In a perfect world, each and every audit would be conducted with the required degree of professional scepticism and based on sufficient audit evidence.
These would be amply demonstrated (to the satisfaction of all stakeholders) in the audit file’s documentation. As Martyn Jones, vice president of ICAEW, observes: “Effective audits should enhance confidence in the financial reporting process, and for this process to work, stakeholders need to be satisfied that auditors are applying appropriate professional scepticism.”
But we live and work in an imperfect world.

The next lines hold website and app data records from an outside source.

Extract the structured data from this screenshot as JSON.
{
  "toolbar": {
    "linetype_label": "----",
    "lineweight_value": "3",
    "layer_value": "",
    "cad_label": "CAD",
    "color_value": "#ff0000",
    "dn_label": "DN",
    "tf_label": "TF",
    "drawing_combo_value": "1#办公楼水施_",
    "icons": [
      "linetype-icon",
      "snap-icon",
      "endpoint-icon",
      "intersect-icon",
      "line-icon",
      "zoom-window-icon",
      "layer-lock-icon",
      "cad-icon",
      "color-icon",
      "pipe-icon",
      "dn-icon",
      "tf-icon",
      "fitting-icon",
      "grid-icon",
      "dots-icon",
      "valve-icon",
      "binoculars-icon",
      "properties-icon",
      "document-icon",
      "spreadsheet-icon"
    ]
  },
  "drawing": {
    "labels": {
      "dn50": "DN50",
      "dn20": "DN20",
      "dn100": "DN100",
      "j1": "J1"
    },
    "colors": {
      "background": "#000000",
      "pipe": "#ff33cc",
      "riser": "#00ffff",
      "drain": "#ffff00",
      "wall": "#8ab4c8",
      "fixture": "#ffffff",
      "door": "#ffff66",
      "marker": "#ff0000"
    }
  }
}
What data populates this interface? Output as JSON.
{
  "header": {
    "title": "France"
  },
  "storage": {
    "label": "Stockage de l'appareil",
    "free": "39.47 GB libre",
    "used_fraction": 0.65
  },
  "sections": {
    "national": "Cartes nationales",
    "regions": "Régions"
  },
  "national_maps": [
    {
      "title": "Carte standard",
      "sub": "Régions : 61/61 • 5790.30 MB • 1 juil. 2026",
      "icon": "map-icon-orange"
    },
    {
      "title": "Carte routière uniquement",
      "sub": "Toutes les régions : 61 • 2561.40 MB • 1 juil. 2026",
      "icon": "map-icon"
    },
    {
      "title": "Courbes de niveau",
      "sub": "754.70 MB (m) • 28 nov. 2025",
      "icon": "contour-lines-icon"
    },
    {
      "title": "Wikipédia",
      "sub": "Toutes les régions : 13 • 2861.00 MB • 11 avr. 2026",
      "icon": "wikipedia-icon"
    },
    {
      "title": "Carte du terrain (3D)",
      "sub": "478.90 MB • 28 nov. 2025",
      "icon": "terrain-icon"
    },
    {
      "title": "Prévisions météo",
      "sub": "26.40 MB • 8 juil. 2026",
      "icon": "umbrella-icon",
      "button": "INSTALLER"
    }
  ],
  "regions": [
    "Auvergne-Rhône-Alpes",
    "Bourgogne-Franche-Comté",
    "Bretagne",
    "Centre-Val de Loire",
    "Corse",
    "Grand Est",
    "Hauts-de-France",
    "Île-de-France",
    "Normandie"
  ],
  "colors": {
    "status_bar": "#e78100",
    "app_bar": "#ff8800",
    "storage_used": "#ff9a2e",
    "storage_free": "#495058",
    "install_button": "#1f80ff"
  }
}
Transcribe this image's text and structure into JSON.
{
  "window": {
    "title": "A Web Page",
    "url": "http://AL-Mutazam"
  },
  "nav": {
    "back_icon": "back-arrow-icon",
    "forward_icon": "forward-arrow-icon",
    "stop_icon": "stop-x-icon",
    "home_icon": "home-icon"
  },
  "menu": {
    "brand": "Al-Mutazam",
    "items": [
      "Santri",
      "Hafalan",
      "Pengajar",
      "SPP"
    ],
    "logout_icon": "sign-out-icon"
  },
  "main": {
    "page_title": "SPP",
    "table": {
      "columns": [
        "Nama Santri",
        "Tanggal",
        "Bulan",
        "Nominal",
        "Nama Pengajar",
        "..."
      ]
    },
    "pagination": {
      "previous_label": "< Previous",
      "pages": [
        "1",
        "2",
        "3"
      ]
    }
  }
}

So although many auditors do maintain an attitude of professional scepticism throughout the audit process, some do not, and even those who do exercise appropriate levels of professional scepticism don’t always demonstrate this in their audit files. “Because scepticism is an attitude of mind, it’s a difficult thing to measure, and it can sometimes seem like a difficult thing to document,” says Jones— unlike some of the more specific processes or actions required by the ISAs.